Chinua Achebe is described to be the Father of Modern African literature. Famous for his first novel, “Things Fall Apart”, the professor, poet, novelist, and elder statesman is known worldwide for his vivid narration and ability to dramatize the Africa culture.
The author, who is of Igbo origin, was given birth to on the 1st of November 1930, in the Igbo town of Ogidi. He studied Literature in the University college Ibadan now the University of Ibadan, and work with the Nigerian Broadcasting Service after his university education.
His other works included “Arrow of God”, “No longer At Ease”, “The Man of the People”, Anthills of the Savannah and others.
Achebe, who is a mentor to millions of storytellers, worked for the actualization of the now-defunct Biafra, where he served as a diplomat for the leader of Biafra during the civil war that lasted between 1967 to 1970.
He, in fact, bore his mind of the historical reality of the Nigerian civil war in his book, “There Was A Country”
Here Are Some Of His Words Written On The Tablet Of Time
“There is that great proverb — that until the lions have their own historians, the history of the hunt will always glorify the hunter.”
“We cannot trample upon the humanity of others without devaluing our own. The Igbo, always practical, put it concretely in their proverb Onye ji onye n’ani ji onwe ya: ‘He who will hold another down in the mud must stay in the mud to keep him down.”
“The trouble with Nigeria is simply and squarely a failure of leadership. There is nothing basically wrong with the Nigerian land or climate or water or air or anything else. The Nigerian problem is the unwillingness or inability of its leaders to rise to the responsibility, to the challenge of personal example which are the hallmarks of true leadership.
Become familiar with your home, but know also about your neighbors. The young man who never went anywhere thinks his mother is the greatest cook.”
“Procrastination is a lazy man’s apology.”
“Every generation must recognize and embrace the task it is peculiarly designed by history and by providence to perform.”
“We shall all live. We pray for life, children, a good harvest and happiness. You will have what is good for you and I will have what is good for me. Let the kite perch and let the egret perch too. If one says no to the other, let his wing break.”
“As a rule I don’t like suffering to no purpose. Suffering should be creative, should give birth to something good and lovely.”
“An angry man is always a stupid man.”
“You must develop the habit of skepticism, not swallow every piece of superstition you are told by witch-doctors and professors.”
“If you only hear one side of the story, you have no understanding at all.”
“Art is man’s constant effort to create for himself a different order of reality from that which is given to him.”
“The sun will shine on those who stand before it shines on those who kneel under them.”
“It is as though the ancestors who made language and knew from what bestiality its use rescued them are saying to us: Beware of interfering with its purpose! For when language is seriously interfered with, when it is disjoined from truth, be it from mere incompetence or worse, from malice, horrors can descend again on mankind.”

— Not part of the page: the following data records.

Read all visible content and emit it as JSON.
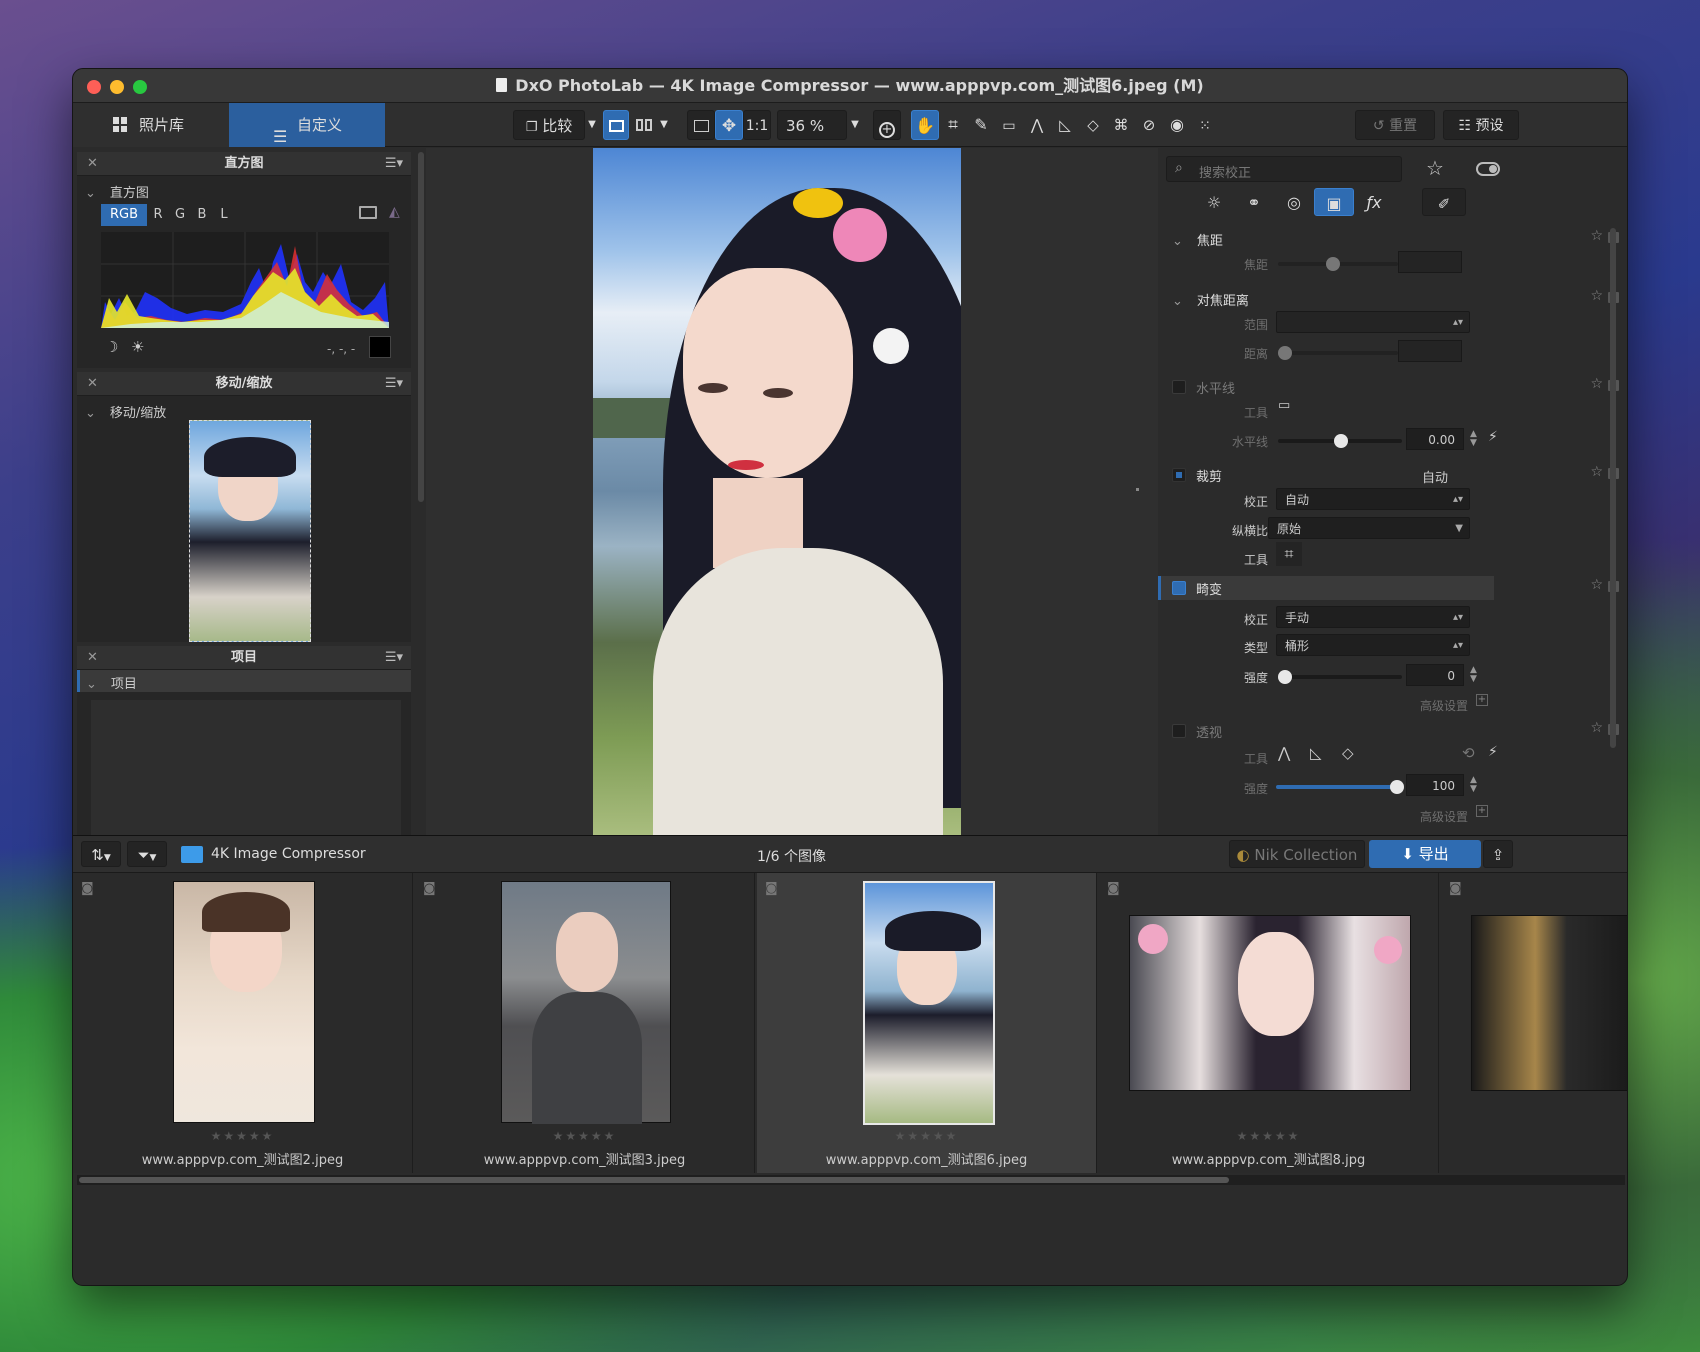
{
  "window": {
    "title": "DxO PhotoLab — 4K Image Compressor — www.apppvp.com_测试图6.jpeg (M)"
  },
  "toolbar": {
    "tab_library": "照片库",
    "tab_customize": "自定义",
    "compare": "比较",
    "zoom_1to1": "1:1",
    "zoom_level": "36 %",
    "reset": "重置",
    "presets": "预设"
  },
  "left": {
    "histogram": {
      "header": "直方图",
      "section": "直方图",
      "channels": [
        "RGB",
        "R",
        "G",
        "B",
        "L"
      ],
      "readout": "-, -, -"
    },
    "navigator": {
      "header": "移动/缩放",
      "section": "移动/缩放"
    },
    "project": {
      "header": "项目",
      "section": "项目"
    }
  },
  "right": {
    "search_placeholder": "搜索校正",
    "focal": {
      "title": "焦距",
      "row_focal": "焦距"
    },
    "focus_distance": {
      "title": "对焦距离",
      "row_range": "范围",
      "row_distance": "距离"
    },
    "horizon": {
      "title": "水平线",
      "row_tool": "工具",
      "row_horizon": "水平线",
      "value": "0.00"
    },
    "crop": {
      "title": "裁剪",
      "mode": "自动",
      "row_correction": "校正",
      "correction_value": "自动",
      "row_ratio": "纵横比",
      "ratio_value": "原始",
      "row_tool": "工具"
    },
    "distortion": {
      "title": "畸变",
      "row_correction": "校正",
      "correction_value": "手动",
      "row_type": "类型",
      "type_value": "桶形",
      "row_strength": "强度",
      "strength_value": "0",
      "advanced": "高级设置"
    },
    "perspective": {
      "title": "透视",
      "row_tool": "工具",
      "row_strength": "强度",
      "strength_value": "100",
      "advanced": "高级设置"
    }
  },
  "filmstrip": {
    "folder": "4K Image Compressor",
    "count": "1/6 个图像",
    "nik": "Nik Collection",
    "export": "导出",
    "items": [
      {
        "name": "www.apppvp.com_测试图2.jpeg",
        "rating": 0
      },
      {
        "name": "www.apppvp.com_测试图3.jpeg",
        "rating": 0
      },
      {
        "name": "www.apppvp.com_测试图6.jpeg",
        "rating": 0
      },
      {
        "name": "www.apppvp.com_测试图8.jpg",
        "rating": 0
      }
    ]
  },
  "colors": {
    "accent": "#2f6cb2"
  }
}
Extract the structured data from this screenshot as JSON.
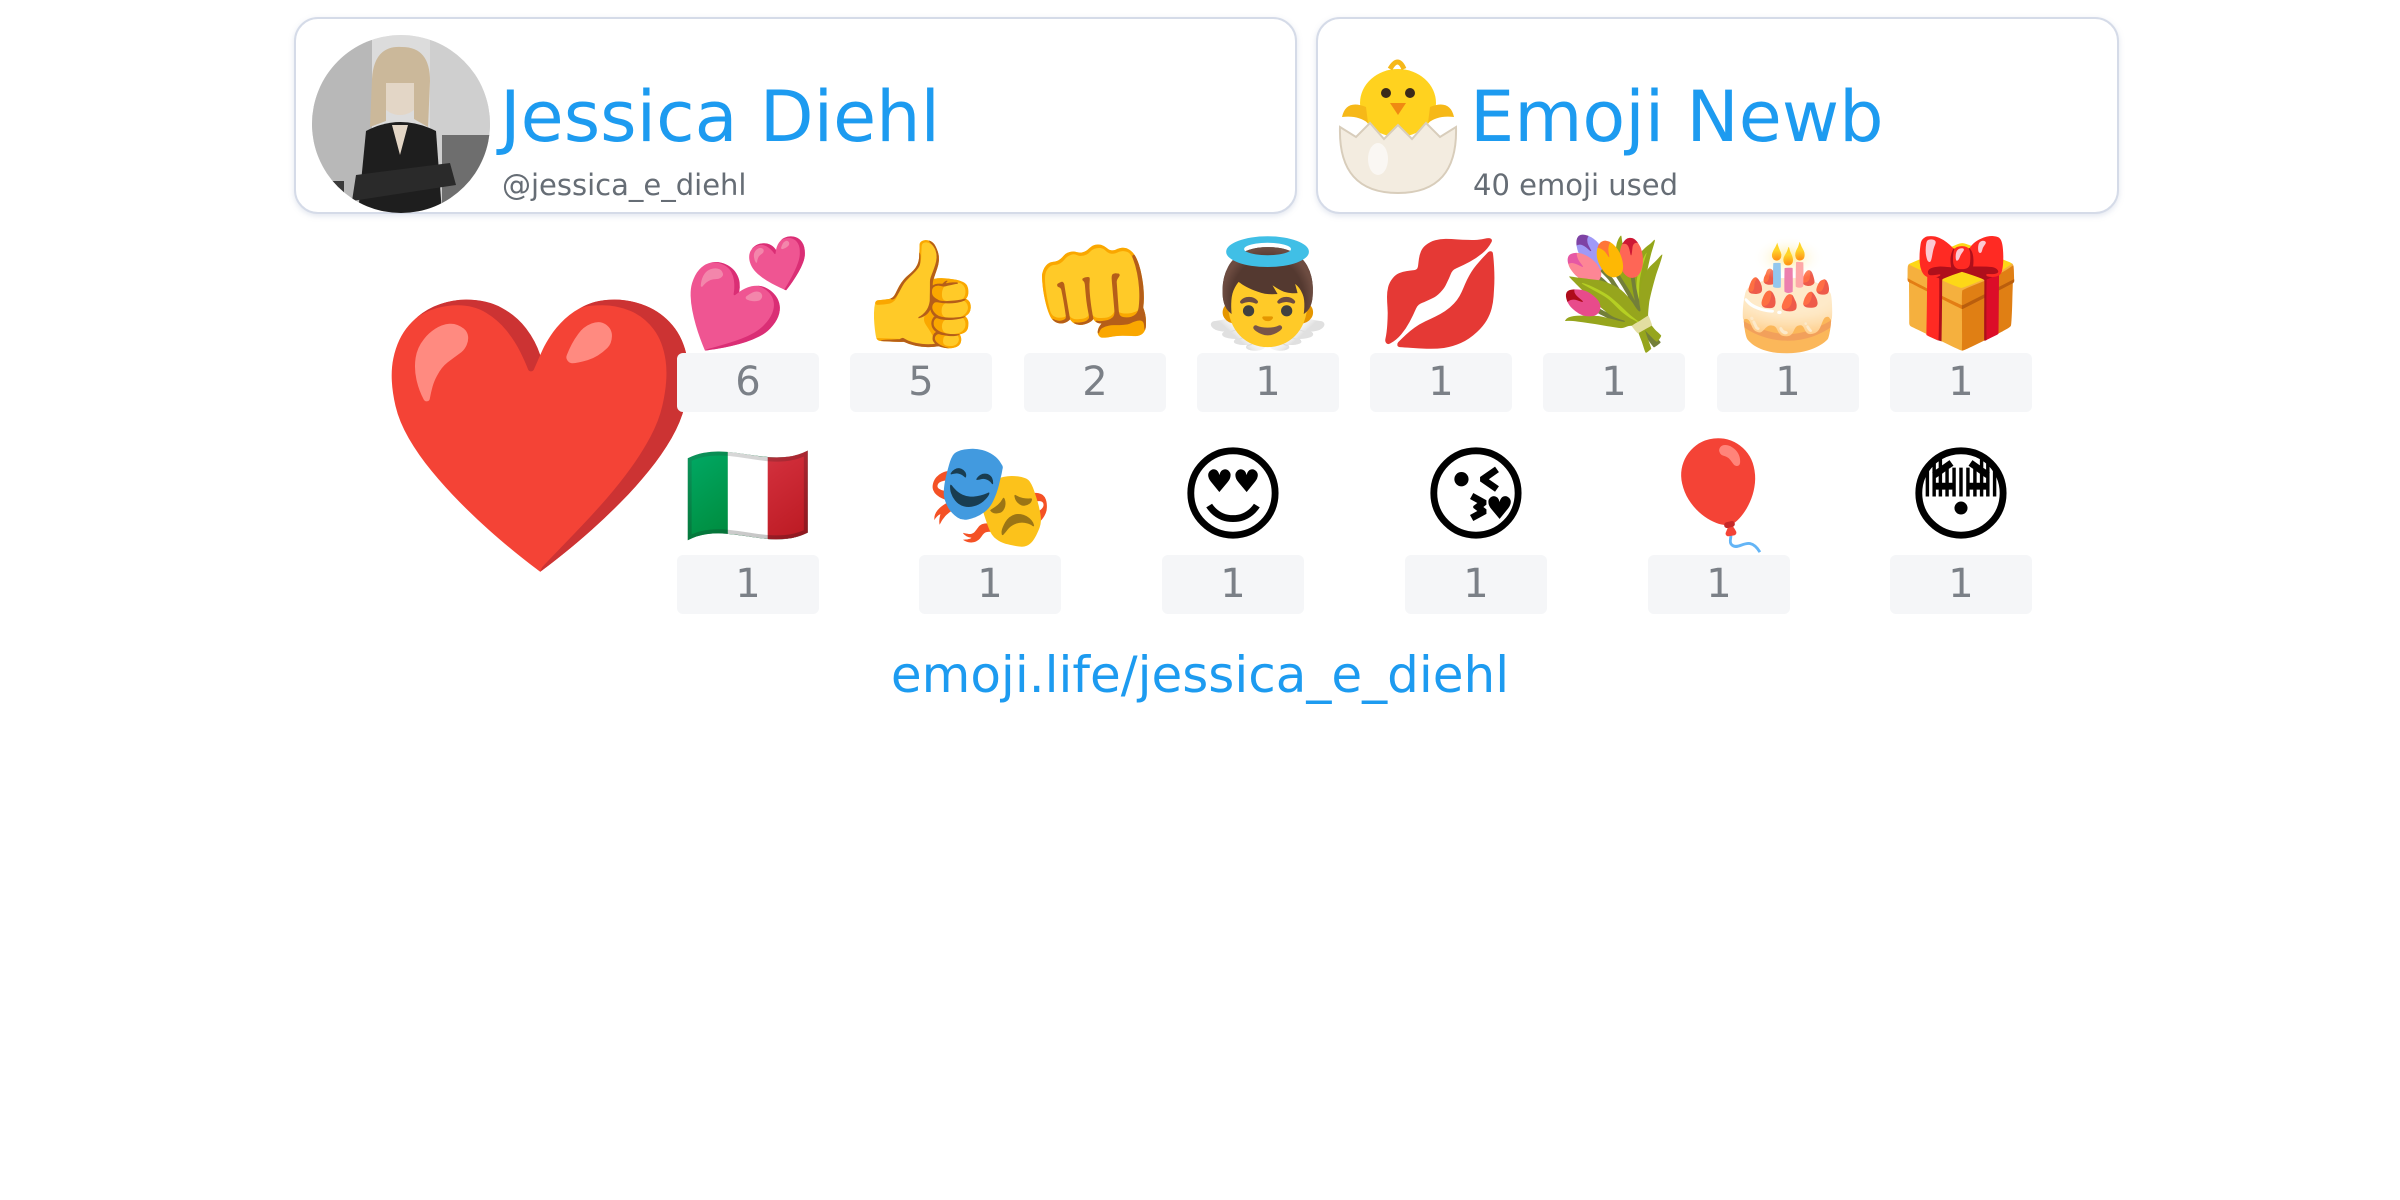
{
  "profile": {
    "name": "Jessica Diehl",
    "handle": "@jessica_e_diehl"
  },
  "rank": {
    "title": "Emoji Newb",
    "emoji_count_text": "40 emoji used",
    "icon": "hatching-chick-icon"
  },
  "top_emoji": {
    "glyph": "❤️",
    "icon": "red-heart-icon"
  },
  "emoji_stats": {
    "row1": [
      {
        "glyph": "💕",
        "icon": "two-hearts-icon",
        "count": "6"
      },
      {
        "glyph": "👍",
        "icon": "thumbs-up-icon",
        "count": "5"
      },
      {
        "glyph": "👊",
        "icon": "oncoming-fist-icon",
        "count": "2"
      },
      {
        "glyph": "👼",
        "icon": "baby-angel-icon",
        "count": "1"
      },
      {
        "glyph": "💋",
        "icon": "kiss-mark-icon",
        "count": "1"
      },
      {
        "glyph": "💐",
        "icon": "bouquet-icon",
        "count": "1"
      },
      {
        "glyph": "🎂",
        "icon": "birthday-cake-icon",
        "count": "1"
      },
      {
        "glyph": "🎁",
        "icon": "wrapped-gift-icon",
        "count": "1"
      }
    ],
    "row2": [
      {
        "glyph": "🇮🇹",
        "icon": "italy-flag-icon",
        "count": "1"
      },
      {
        "glyph": "🎭",
        "icon": "performing-arts-icon",
        "count": "1"
      },
      {
        "glyph": "😍",
        "icon": "heart-eyes-face-icon",
        "count": "1"
      },
      {
        "glyph": "😘",
        "icon": "face-blowing-kiss-icon",
        "count": "1"
      },
      {
        "glyph": "🎈",
        "icon": "balloon-icon",
        "count": "1"
      },
      {
        "glyph": "😳",
        "icon": "flushed-face-icon",
        "count": "1"
      }
    ]
  },
  "footer": {
    "link_text": "emoji.life/jessica_e_diehl"
  }
}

“A kinsman in trouble had to be saved, not blamed; anger against a brother was felt in the flesh, not in the bone.
Once you allow yourself to identify with the people in a story, then you might begin to see yourself in that story even if on the surface it’s far removed from your situation. This is what I try to tell my students: this is one great thing that literature can do — it can make us identify with situations and people far away. If it does that, it’s a miracle.”
“The white man is very clever. He came quietly and peaceably with his religion. We were amused at his foolishness and allowed him to stay. Now he has won our brothers, and our clan can no longer act like one. He has put a knife on the things that held us together and we have fallen apart.”
“When suffering knocks at your door and you say there is no seat for him, he tells you not to worry because he has brought his own stool.”
“Age was respected among his people, but achievement was revered. As the elders said, if a child washed his hands he could eat with kings.”
“The impatient idealist says: ‘Give me a place to stand and I shall move the earth.’ But such a place does not exist. We all have to stand on the earth itself and go with her at her pace.”
“It is the storyteller who makes us what we are, who creates history. The storyteller creates the memory that the survivors must have – otherwise their surviving would have no meaning.”
“There is a moral obligation, I think, not to ally oneself with power against the powerless.”